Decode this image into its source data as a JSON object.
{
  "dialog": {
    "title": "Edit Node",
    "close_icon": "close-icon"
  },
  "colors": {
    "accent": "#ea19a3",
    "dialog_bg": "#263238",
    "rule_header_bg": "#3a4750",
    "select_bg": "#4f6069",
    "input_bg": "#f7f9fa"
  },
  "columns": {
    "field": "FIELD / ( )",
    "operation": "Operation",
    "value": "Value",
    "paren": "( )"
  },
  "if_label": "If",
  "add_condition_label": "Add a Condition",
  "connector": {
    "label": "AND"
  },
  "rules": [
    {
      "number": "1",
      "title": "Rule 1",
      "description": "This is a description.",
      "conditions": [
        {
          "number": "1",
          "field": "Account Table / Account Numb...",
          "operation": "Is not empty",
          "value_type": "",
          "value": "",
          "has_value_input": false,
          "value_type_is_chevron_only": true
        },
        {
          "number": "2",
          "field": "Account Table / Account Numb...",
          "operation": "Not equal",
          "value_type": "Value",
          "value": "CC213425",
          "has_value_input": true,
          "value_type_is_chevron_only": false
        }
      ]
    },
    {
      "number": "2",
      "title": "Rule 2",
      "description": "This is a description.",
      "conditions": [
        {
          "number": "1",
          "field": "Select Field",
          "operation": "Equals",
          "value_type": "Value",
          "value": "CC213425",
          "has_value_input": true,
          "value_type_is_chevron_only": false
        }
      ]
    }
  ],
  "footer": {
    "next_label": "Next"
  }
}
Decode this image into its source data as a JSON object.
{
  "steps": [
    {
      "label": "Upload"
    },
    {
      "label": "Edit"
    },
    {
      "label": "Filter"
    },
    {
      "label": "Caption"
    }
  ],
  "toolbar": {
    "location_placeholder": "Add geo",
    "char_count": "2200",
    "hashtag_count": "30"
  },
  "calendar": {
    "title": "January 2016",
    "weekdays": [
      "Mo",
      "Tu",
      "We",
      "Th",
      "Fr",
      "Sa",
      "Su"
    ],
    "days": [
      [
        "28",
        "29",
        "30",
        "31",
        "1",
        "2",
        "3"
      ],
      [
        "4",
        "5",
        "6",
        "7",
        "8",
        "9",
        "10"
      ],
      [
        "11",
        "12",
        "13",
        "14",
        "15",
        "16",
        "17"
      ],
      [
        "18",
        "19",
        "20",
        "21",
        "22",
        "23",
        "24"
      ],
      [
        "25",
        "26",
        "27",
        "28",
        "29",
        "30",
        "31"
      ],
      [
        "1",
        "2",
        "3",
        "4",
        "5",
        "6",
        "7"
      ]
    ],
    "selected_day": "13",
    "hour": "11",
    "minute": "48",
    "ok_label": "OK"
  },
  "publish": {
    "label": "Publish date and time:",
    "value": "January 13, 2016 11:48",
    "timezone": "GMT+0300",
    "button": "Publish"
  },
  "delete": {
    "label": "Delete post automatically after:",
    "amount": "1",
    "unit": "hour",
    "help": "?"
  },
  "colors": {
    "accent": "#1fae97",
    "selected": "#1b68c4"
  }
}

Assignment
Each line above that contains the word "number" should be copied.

Response below
      "number": "1",
          "number": "1",
          "number": "2",
      "number": "2",
          "number": "1",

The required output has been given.